While coupon rate and yield are related concepts, they represent different aspects of a bond investment. Coupon rate represents the fixed interest rate that an investor will receive over the life of the bond, while yield represents the total return that an investor can expect to receive from the bond over its entire life, taking into account changes in price and market conditions.

Understanding these differences is important for investors looking to make informed decisions about purchasing and selling bonds.

## Is higher yield to maturity better?

It is essentially the total return that an investor stands to receive from a fixed income security like a bond, assuming that the investment is held until its maturity date.

In terms of whether a higher YTM is better, the answer is somewhat subjective and depends on several factors. On one hand, a higher YTM would mean that an investor can potentially earn a higher return on their investment. This can be especially attractive for investors who are seeking high-yield investments to boost their overall portfolio returns.

However, it is important to note that a higher YTM is often indicative of higher risk associated with the investment. For example, a company that is struggling financially may offer a high YTM on its bonds in order to attract investors. However, this could also mean that the company is more likely to default on its debt obligations, leaving investors with significant losses.
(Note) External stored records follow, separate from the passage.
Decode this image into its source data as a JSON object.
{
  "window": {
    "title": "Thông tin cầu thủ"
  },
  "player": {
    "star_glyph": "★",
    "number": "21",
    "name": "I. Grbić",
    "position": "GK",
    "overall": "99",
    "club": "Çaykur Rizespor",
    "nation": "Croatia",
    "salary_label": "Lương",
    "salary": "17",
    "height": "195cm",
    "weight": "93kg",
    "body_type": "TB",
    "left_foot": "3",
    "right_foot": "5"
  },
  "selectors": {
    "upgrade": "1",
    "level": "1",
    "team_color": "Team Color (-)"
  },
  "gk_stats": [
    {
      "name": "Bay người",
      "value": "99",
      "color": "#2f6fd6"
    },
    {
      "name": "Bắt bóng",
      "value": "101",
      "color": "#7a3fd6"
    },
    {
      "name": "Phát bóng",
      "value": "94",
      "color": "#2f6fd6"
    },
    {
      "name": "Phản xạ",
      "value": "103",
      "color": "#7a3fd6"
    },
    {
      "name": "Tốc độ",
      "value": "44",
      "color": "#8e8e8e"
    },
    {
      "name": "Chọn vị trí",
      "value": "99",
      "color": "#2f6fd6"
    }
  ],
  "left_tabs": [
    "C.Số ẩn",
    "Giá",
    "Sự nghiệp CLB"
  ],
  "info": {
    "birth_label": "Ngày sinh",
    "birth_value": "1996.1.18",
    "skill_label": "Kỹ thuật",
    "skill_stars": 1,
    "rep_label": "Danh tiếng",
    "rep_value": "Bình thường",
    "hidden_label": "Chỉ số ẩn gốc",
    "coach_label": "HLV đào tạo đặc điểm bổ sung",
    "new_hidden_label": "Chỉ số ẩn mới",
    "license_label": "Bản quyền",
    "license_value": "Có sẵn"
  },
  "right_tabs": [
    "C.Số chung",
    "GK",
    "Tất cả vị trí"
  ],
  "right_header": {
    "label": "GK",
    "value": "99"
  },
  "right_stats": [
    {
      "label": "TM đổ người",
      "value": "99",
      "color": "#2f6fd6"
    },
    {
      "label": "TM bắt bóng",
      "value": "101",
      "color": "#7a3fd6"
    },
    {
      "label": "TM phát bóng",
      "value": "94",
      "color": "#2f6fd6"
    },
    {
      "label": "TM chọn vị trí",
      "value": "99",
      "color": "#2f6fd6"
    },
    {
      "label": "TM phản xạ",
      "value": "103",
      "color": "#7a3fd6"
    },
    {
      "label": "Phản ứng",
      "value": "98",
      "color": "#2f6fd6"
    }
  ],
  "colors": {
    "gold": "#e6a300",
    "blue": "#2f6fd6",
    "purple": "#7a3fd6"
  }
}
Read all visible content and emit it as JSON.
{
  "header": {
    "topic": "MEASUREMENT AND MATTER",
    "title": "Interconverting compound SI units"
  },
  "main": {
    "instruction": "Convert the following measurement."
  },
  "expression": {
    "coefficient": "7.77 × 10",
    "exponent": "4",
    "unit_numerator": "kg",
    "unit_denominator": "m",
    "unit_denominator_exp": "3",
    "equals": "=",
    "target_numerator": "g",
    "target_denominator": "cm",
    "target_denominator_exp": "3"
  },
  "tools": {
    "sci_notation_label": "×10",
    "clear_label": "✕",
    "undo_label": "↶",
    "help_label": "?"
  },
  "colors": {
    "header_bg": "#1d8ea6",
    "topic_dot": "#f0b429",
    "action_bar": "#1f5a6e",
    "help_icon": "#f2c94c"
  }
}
Therefore, in evaluating whether a higher YTM is better, investors need to consider the risk associated with the investment and determine whether the potential return justifies that risk. They should also consider their own investment goals, risk tolerance, and overall portfolio diversification strategy.

A higher yield to maturity can be attractive for investors seeking high returns, but it is important to carefully evaluate the associated risks and consider whether it fits within an overall investment strategy.

## What happens when YTM decreases?

When YTM (Yield to Maturity) decreases, it affects the returns on various fixed-income securities, such as bonds or notes. YTM is the total earnings, including the coupon and principal payment, that an investor receives on a bond or note, assuming that the security is held until its maturity date. When YTM drops, it typically means that the interest rates on similar securities are decreasing.

As the YTM drops, the price of existing bonds and notes increases. This is because the fixed interest payments that are promised by these securities have become more valuable as a result of the declining interest rates. In this situation, investors are willing to pay more to acquire the same fixed income in a low-interest-rate environment.

Conversely, when interest rates rise, the price of existing bonds and notes usually drops.

The decrease in YTM can lead to increased demand for bonds and notes, which, in turn, can drive down the interest rates. This is because when investors are buying more bonds and notes in the market, the supply demand balance is usually tilted towards the side of the sellers. As a result, issuers of these securities will need to offer lower interest rates to incentivize investors to buy their bonds or notes.

A lower YTM also has implications for the issuer of the security. For example, an issuer of a bond or note may have to pay a lower interest rate than they previously expected. This can cause difficulties for the issuer, particularly if the interest rate was a significant consideration in their financial projections.

Therefore, any significant decrease in YTM can lead to reevaluating the investment strategy and financial planning for the bond issuer.

A decrease in YTM affects the returns on bonds and notes, the demand for the securities, and the issuer’s financial strategy. While it is essential for investors to monitor the changing interest rates, understanding the implications of a decrease in YTM is critical when making investment decisions.